What you have to do:
Tally how many lines of these entries hold the string "apecloud". Return the number alone.

===== Records for the task =====

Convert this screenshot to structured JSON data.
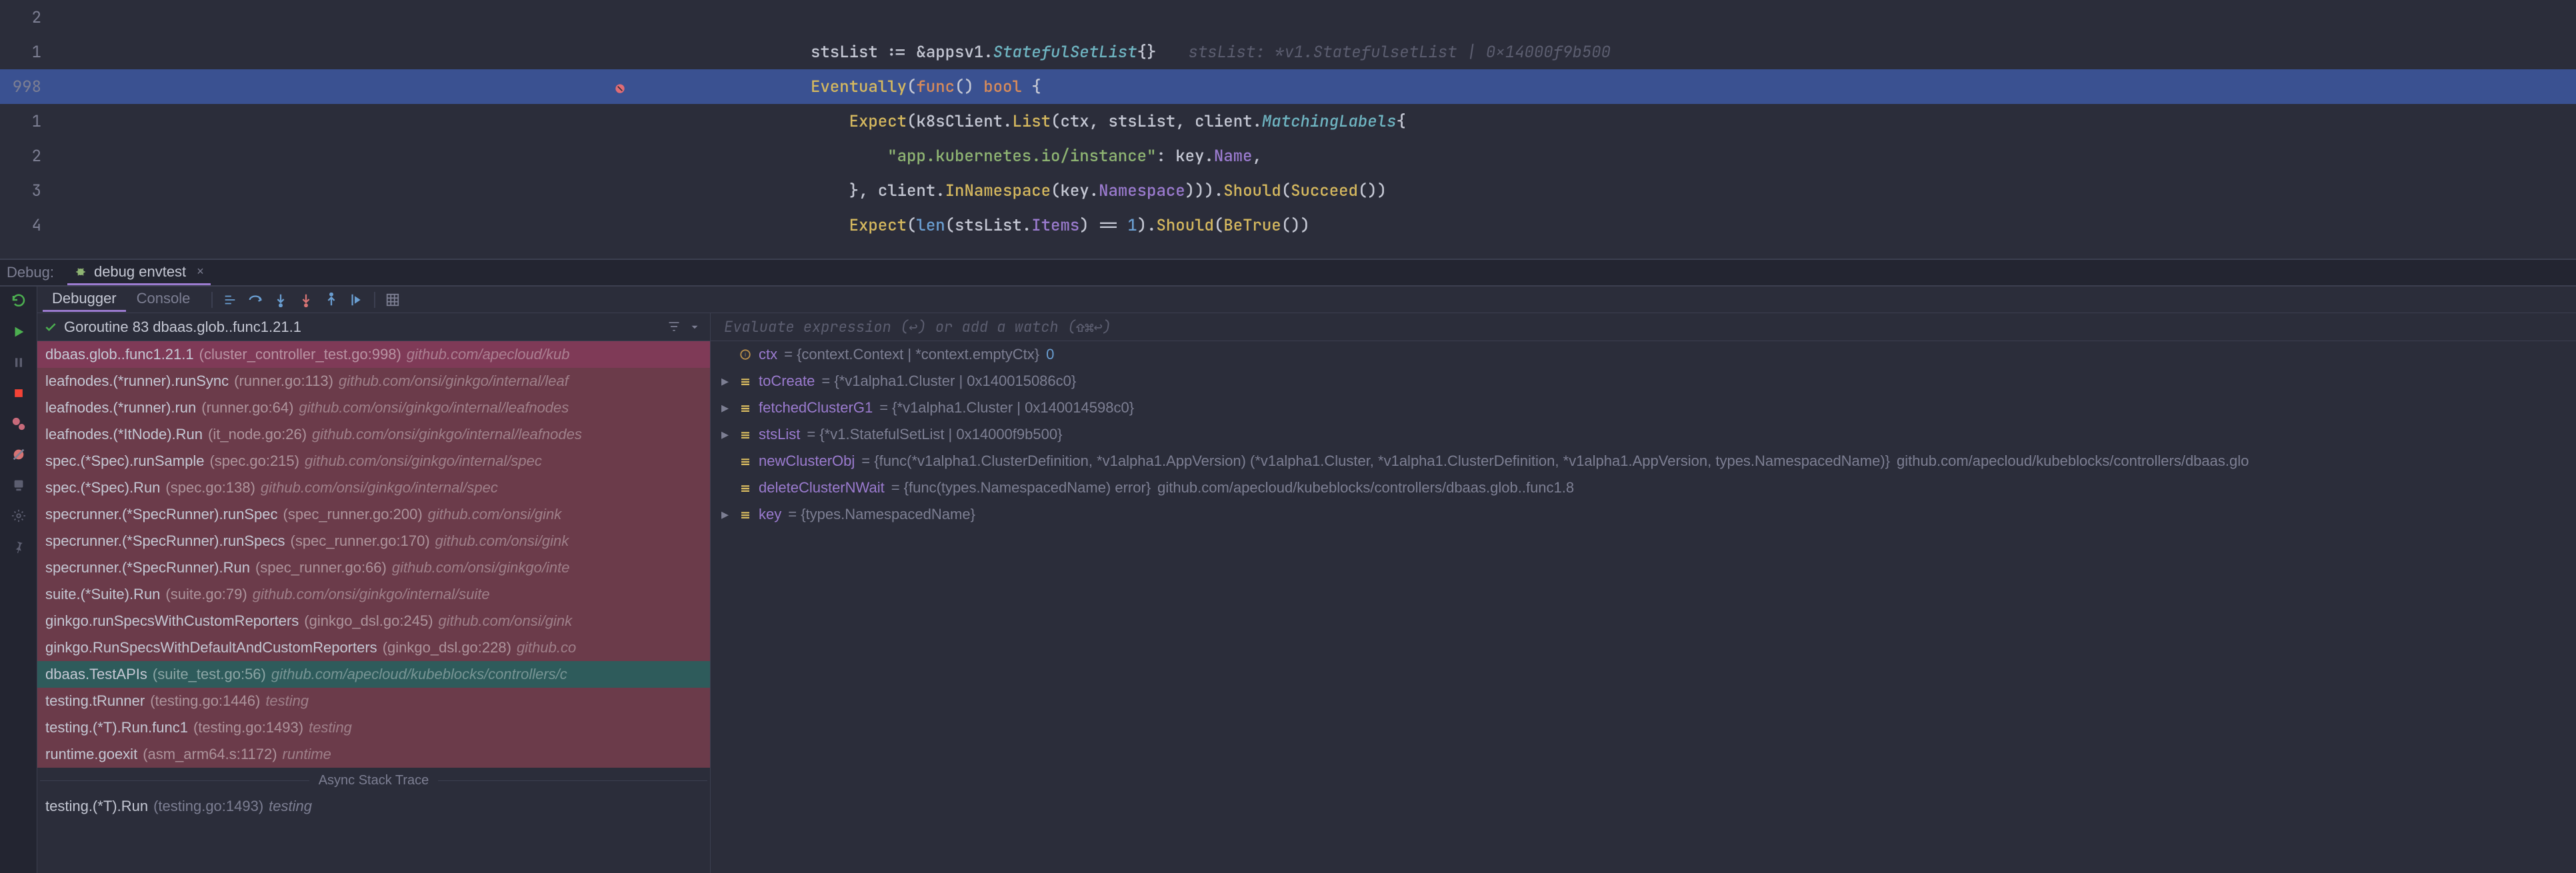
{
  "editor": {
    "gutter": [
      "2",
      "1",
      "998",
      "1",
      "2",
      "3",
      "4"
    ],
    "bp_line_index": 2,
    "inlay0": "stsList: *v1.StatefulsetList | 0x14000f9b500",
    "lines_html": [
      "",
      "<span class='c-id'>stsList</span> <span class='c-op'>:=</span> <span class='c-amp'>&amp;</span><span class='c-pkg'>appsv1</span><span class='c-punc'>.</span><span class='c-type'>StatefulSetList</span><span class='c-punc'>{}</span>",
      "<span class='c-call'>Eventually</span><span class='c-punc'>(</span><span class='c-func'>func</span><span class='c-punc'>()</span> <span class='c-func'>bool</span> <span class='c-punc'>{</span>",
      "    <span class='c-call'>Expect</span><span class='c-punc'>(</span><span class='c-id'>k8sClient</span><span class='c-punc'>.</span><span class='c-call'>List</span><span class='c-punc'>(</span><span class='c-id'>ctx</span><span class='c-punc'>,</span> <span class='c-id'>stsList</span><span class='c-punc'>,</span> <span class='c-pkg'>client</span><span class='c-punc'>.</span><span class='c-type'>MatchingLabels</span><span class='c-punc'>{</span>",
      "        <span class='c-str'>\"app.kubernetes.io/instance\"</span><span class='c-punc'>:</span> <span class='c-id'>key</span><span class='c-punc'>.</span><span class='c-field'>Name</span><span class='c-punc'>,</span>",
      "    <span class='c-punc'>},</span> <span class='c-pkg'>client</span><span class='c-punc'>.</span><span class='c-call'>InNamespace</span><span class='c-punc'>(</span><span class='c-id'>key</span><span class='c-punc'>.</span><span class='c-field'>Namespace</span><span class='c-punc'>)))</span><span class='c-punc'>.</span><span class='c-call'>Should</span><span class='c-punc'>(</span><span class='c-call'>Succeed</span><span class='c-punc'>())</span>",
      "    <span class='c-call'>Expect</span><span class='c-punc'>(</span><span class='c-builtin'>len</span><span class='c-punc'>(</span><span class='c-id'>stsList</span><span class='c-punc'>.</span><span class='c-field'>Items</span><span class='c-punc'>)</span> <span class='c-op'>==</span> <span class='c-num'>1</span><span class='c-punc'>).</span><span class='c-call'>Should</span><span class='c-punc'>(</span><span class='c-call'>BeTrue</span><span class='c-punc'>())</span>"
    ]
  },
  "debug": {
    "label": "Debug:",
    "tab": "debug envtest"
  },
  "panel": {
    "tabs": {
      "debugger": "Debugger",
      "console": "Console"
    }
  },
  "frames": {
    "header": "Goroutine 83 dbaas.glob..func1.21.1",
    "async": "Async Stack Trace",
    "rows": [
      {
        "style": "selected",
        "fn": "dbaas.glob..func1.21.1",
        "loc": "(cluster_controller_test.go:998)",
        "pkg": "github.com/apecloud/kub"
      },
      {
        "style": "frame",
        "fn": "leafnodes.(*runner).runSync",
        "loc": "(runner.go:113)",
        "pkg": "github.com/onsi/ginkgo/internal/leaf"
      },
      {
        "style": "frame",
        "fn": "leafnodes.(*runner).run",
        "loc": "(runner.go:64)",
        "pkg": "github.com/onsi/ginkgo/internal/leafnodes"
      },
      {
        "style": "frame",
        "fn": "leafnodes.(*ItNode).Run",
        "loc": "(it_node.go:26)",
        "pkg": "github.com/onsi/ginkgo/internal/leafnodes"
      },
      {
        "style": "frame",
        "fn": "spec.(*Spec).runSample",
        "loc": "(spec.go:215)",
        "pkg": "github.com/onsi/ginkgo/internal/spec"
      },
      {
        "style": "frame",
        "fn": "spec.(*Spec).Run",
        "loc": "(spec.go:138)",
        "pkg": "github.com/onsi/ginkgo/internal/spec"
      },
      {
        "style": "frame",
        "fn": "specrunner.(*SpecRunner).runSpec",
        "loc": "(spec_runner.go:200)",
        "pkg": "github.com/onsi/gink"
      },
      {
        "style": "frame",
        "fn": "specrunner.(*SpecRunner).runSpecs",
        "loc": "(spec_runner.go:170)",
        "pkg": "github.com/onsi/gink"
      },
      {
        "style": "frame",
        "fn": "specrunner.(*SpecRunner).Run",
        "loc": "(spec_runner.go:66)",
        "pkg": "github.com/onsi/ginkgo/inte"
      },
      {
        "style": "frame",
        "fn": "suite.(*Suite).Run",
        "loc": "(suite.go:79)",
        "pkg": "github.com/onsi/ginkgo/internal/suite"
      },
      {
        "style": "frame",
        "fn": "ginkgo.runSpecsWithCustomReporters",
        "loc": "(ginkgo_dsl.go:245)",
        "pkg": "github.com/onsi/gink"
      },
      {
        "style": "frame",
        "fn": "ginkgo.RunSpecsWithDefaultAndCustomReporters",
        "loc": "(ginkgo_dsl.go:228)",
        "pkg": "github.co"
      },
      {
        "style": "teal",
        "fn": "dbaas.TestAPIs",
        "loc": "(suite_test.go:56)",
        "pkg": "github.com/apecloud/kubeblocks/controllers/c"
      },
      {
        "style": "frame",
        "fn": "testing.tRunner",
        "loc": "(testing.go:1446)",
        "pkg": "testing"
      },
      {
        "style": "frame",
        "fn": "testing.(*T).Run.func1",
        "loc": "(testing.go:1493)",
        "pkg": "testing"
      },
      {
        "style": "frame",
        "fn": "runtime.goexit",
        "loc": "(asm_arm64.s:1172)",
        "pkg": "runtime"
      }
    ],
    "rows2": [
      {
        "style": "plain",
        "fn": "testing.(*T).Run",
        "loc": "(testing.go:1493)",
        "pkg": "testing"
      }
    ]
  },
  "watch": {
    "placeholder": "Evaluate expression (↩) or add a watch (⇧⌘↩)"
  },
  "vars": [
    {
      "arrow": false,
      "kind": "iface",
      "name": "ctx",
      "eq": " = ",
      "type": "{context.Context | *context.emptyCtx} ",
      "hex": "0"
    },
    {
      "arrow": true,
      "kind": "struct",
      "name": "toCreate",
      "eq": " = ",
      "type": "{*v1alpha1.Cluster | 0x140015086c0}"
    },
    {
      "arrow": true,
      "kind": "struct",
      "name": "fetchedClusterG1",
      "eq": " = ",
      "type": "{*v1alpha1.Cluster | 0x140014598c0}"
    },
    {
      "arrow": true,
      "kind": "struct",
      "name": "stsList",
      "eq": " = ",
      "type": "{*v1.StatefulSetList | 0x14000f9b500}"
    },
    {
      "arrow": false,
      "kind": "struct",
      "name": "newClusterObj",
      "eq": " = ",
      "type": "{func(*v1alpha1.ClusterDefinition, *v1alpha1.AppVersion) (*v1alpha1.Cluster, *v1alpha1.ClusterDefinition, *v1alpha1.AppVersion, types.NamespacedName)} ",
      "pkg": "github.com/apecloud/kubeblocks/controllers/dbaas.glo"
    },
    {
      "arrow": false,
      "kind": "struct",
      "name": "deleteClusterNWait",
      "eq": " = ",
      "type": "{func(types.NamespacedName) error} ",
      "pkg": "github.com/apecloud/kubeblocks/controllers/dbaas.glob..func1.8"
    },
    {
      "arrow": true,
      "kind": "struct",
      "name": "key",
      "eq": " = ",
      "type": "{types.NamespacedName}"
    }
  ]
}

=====

Result of the exercise:
4